> Source material
----------------------------------------

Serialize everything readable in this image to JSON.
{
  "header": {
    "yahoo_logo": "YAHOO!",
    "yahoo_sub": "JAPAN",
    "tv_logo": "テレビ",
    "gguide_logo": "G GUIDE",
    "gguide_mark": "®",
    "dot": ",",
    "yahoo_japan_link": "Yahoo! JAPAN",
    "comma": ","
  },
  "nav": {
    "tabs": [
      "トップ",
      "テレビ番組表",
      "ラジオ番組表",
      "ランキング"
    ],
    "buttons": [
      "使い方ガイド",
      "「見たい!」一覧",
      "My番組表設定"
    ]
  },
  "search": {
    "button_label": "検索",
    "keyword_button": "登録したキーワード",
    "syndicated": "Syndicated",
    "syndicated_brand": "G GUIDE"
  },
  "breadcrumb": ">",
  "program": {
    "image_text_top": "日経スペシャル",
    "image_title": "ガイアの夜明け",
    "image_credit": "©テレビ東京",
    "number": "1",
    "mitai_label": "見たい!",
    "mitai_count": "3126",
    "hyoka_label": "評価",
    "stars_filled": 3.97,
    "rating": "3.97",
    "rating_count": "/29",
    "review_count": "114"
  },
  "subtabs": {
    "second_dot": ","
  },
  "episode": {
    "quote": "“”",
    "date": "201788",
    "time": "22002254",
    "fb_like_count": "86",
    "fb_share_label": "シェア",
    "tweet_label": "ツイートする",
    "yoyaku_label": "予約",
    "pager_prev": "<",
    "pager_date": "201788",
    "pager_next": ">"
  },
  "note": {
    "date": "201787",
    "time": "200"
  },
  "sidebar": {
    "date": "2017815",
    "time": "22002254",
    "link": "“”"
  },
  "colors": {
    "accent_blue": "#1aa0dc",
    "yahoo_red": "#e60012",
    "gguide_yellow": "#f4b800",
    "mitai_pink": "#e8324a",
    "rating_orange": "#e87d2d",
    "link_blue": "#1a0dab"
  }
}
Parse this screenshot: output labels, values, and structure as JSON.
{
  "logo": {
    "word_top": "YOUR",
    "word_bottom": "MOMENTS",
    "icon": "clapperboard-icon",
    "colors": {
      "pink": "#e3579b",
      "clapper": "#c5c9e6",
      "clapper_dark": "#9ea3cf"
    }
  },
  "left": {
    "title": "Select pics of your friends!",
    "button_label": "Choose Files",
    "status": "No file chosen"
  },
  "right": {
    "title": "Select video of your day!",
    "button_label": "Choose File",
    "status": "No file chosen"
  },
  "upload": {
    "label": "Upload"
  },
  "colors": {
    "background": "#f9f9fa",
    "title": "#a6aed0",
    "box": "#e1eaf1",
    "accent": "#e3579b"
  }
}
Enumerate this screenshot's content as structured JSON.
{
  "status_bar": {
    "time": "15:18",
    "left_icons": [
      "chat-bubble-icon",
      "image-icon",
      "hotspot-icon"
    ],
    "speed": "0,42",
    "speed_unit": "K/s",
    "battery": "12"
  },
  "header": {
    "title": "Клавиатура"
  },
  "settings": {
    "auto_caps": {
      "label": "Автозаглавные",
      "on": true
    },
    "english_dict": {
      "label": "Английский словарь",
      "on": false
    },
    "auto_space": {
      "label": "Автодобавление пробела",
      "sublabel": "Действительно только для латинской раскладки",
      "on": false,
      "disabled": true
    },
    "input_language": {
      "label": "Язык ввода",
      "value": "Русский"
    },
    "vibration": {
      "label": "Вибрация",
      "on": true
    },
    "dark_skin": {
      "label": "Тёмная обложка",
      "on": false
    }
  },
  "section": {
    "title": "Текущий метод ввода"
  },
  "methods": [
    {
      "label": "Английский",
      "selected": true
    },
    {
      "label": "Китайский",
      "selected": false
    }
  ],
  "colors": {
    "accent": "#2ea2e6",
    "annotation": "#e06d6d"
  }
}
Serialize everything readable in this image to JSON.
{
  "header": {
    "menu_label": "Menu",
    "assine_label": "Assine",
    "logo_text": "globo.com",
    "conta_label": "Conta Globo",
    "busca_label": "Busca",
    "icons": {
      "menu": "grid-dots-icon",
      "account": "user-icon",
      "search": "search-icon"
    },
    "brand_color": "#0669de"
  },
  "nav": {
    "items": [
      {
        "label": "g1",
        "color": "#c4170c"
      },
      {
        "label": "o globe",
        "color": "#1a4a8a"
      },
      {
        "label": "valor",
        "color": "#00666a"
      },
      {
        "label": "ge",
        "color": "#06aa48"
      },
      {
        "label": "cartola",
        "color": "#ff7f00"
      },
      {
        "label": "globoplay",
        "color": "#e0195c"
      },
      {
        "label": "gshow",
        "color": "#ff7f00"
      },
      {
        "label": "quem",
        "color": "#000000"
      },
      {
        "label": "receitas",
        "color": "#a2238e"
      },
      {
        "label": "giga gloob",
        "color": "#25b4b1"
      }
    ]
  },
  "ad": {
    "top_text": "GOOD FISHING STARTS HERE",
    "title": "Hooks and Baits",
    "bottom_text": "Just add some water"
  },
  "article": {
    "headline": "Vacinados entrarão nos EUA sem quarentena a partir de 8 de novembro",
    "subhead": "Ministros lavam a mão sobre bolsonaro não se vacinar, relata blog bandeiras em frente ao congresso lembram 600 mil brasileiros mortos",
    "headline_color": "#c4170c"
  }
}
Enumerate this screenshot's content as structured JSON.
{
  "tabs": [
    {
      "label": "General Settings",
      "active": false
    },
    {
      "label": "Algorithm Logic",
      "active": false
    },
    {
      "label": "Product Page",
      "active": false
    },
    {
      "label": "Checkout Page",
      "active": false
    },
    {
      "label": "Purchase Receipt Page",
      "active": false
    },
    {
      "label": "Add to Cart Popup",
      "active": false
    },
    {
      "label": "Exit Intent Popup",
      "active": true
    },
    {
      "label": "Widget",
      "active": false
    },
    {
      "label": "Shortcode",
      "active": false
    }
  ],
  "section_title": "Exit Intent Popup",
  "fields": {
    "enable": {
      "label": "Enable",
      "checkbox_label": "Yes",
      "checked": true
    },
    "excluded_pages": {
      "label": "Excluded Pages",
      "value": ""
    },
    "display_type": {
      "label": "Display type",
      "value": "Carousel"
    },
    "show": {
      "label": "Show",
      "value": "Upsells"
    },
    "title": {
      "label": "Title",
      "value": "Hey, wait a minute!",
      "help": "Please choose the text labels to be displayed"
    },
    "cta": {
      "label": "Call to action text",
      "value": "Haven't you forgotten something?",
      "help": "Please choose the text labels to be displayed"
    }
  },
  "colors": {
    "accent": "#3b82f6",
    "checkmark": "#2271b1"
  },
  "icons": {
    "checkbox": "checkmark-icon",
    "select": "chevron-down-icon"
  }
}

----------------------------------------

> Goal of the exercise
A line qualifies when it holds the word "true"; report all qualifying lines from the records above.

> Answer space
      "on": true
      "disabled": true
      "on": true
      "selected": true
      "active": true
      "checked": true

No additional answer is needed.